*AIM OF THE EXERCISE*
Restate the data below word for word. Leave the images out.

*DATA SUPPLIED*
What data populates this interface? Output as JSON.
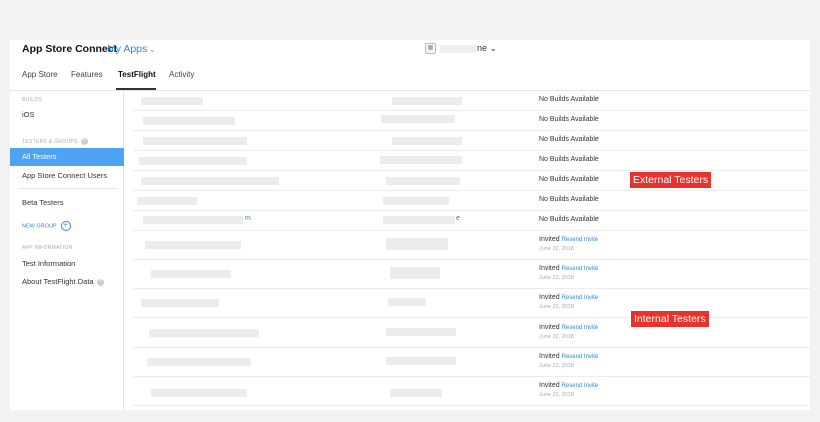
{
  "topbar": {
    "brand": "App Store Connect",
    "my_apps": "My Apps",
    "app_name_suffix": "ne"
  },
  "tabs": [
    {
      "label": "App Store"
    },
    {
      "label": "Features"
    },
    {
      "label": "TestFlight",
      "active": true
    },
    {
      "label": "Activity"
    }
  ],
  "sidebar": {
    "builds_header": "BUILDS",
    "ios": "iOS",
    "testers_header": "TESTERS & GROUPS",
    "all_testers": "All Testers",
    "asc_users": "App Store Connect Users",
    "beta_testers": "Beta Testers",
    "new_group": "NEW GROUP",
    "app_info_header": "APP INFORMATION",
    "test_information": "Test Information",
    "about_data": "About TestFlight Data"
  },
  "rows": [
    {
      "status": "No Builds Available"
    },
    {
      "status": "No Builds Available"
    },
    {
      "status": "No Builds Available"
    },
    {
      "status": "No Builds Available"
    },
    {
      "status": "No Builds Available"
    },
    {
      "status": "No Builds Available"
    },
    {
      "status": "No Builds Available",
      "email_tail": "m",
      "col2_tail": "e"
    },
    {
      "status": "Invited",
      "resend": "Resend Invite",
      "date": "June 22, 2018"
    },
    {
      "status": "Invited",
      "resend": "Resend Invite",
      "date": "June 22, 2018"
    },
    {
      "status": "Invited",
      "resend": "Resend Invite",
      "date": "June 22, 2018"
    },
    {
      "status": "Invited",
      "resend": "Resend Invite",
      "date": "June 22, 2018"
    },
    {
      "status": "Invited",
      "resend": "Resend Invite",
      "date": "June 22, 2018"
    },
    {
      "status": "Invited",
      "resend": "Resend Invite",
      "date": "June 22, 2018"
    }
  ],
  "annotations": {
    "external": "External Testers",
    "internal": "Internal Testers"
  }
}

*COMPLETED EXERCISE*
What data populates this interface? Output as JSON.
{
  "topbar": {
    "brand": "App Store Connect",
    "my_apps": "My Apps",
    "app_name_suffix": "ne"
  },
  "tabs": [
    {
      "label": "App Store"
    },
    {
      "label": "Features"
    },
    {
      "label": "TestFlight",
      "active": true
    },
    {
      "label": "Activity"
    }
  ],
  "sidebar": {
    "builds_header": "BUILDS",
    "ios": "iOS",
    "testers_header": "TESTERS & GROUPS",
    "all_testers": "All Testers",
    "asc_users": "App Store Connect Users",
    "beta_testers": "Beta Testers",
    "new_group": "NEW GROUP",
    "app_info_header": "APP INFORMATION",
    "test_information": "Test Information",
    "about_data": "About TestFlight Data"
  },
  "rows": [
    {
      "status": "No Builds Available"
    },
    {
      "status": "No Builds Available"
    },
    {
      "status": "No Builds Available"
    },
    {
      "status": "No Builds Available"
    },
    {
      "status": "No Builds Available"
    },
    {
      "status": "No Builds Available"
    },
    {
      "status": "No Builds Available",
      "email_tail": "m",
      "col2_tail": "e"
    },
    {
      "status": "Invited",
      "resend": "Resend Invite",
      "date": "June 22, 2018"
    },
    {
      "status": "Invited",
      "resend": "Resend Invite",
      "date": "June 22, 2018"
    },
    {
      "status": "Invited",
      "resend": "Resend Invite",
      "date": "June 22, 2018"
    },
    {
      "status": "Invited",
      "resend": "Resend Invite",
      "date": "June 22, 2018"
    },
    {
      "status": "Invited",
      "resend": "Resend Invite",
      "date": "June 22, 2018"
    },
    {
      "status": "Invited",
      "resend": "Resend Invite",
      "date": "June 22, 2018"
    }
  ],
  "annotations": {
    "external": "External Testers",
    "internal": "Internal Testers"
  }
}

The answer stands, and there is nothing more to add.